I know what you are thinking.  “Why don’t you go to the doctor Karen?”  Well friends, I did go on Thursday morning and was declined a referral to the Orthopedic doctor.  Apparently in the military system (remember Hubby and I are civilians living in a military world) the only reason to see an Orthopedic doctor is to prep for surgery.  At least I was granted the opportunity to get X-Ray’s taken, too bad they won’t be read till at least Tuesday due to the long weekend, and I will get copies of them and my medical records.  I go home to D.C. for a friend’s wedding in two weeks and have made an appointment with an Orthopedic doctor (without a referral mind you!) and we’ll see what is going on in there.

In the mean time, I’ve been elevating my knee, reading Home Girlby Judith Matloff and working on my Christmas cards this weekend.  I also posted a new signed book giveaway contest that you can check out HERE

Did you do anything exciting this weekend?  Please let me live vicariously through you until I’m back to normal, walking without a crutch, literally, and living life to it’s full potential again.

 

Book Giveaway ~ The Disorder of Longing by Natasha Bauman

This Contest Has Concluded.  A Winner Will Be Announced Soon.

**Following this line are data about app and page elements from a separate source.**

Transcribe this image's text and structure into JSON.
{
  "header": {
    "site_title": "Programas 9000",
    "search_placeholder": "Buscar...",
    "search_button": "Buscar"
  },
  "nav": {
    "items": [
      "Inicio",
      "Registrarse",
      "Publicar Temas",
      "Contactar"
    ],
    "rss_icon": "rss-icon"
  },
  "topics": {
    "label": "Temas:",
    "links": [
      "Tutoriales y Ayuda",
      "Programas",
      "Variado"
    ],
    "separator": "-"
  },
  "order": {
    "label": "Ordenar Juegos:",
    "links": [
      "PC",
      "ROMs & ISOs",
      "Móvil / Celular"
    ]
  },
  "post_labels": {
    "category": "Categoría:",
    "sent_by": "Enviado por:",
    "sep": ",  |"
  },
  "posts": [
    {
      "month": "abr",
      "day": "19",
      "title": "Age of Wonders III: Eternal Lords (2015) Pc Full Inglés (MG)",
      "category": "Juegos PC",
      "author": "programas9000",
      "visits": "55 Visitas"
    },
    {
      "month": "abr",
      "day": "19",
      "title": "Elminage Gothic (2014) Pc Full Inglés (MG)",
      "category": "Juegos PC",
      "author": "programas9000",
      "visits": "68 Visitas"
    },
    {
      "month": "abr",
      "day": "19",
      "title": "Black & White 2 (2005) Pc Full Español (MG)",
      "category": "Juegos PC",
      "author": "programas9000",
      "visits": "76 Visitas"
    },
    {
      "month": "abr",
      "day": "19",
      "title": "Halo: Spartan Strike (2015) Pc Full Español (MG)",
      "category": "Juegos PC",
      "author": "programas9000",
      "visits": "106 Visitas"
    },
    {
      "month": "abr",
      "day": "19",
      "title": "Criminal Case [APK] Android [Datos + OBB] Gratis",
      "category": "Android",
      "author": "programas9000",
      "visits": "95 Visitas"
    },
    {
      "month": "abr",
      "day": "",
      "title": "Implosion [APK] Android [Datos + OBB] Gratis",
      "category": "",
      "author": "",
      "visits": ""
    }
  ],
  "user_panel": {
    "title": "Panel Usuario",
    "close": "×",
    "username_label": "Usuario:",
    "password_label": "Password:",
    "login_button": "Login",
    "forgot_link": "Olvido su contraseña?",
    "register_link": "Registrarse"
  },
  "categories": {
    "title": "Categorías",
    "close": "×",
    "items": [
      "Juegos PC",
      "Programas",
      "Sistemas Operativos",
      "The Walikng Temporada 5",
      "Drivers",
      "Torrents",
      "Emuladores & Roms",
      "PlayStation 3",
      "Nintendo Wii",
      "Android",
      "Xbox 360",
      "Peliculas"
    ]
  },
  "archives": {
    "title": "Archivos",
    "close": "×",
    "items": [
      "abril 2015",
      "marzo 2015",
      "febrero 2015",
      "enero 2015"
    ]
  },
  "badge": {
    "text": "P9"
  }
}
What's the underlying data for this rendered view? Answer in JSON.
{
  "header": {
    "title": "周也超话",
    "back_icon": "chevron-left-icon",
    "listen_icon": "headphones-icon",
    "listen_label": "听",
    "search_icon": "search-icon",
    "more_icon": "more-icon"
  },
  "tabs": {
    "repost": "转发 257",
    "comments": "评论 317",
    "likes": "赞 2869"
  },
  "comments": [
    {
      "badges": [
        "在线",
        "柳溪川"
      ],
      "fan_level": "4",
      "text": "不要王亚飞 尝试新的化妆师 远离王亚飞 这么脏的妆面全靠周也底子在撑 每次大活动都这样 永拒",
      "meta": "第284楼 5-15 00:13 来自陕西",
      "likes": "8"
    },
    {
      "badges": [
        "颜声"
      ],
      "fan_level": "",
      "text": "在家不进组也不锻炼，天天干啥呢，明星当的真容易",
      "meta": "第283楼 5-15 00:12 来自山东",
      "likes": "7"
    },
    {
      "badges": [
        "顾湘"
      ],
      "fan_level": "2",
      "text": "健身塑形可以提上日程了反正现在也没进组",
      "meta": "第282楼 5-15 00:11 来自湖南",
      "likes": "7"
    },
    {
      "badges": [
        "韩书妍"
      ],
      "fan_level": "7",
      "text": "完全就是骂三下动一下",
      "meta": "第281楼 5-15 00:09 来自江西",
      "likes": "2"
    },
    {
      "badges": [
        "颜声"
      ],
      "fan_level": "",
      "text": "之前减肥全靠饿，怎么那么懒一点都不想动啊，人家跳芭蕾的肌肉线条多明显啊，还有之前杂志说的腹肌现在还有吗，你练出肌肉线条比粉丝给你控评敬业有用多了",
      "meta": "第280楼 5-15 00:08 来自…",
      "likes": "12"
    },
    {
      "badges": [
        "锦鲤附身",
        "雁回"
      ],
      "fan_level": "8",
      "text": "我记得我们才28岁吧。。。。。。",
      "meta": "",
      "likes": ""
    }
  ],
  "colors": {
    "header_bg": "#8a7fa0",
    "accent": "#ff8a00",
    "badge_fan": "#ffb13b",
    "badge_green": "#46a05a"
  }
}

Summary ~ From Publishers Weekly
In Bauman’s overwrought debut, 1890s Bostonian Ada Pryce longs to escape the restrictions of a sexually frustrating, socially constricting marriage with tyrannical Edward, a gentleman hobbyist. Though he is an advocate of Karezza (spiritual purity through sexual deprivation), Edward can’t suppress Ada’s physical desire, first unleashed in a premarital affair with her college Shakespeare professor, nor can he rein in her intellectual tendencies, encouraged by friends but frowned upon by Ada’s Boston society matron mother. When Edward brings home a trio of orchid hunters—William Parrish, Walter Kebble and Jao da Cunha—opportunity for an Amazonian adventure knocks at Ada’s door. Bauman’s spirited heroine, range of settings and intimate knowledge of turn-of-the-century society impress, but they get smothered in descriptions of sexual dissatisfaction and rhapsodies on the erotic beauty of exotic plants. The overripe language may be meant to dramatize Ada’s unrequited passions, but the humidity makes for more squish than swoon. (June)
Copyright © Reed Business Information, a division of Reed Elsevier Inc. All rights reserved.

I have one signed copy of this intruiging novel to giveaway to a lucky winner this week.  If you would like to enter to win The Disorder of Longing by Natasha Bauman, please leave a comment including your e-mail address below.  This giveaway will conclude on Saturday, October 18th at Midnight, EDT.  To be eligible for a second chance to win, just blog about this giveaway and include in your comment below the link to your post.  If you do not have a blog, please e-mail three people about this giveaway and cc me on it.  My e-mail address is PlanetBooksWorldWide@gmail.com.  I promise not to use your friends e-mail addresses and will delete your e-mails as soon as I mark that I received them.

To read the first chapter of The Disorder of Longing and learn more about Natasha Bauman you can check out her website HERE.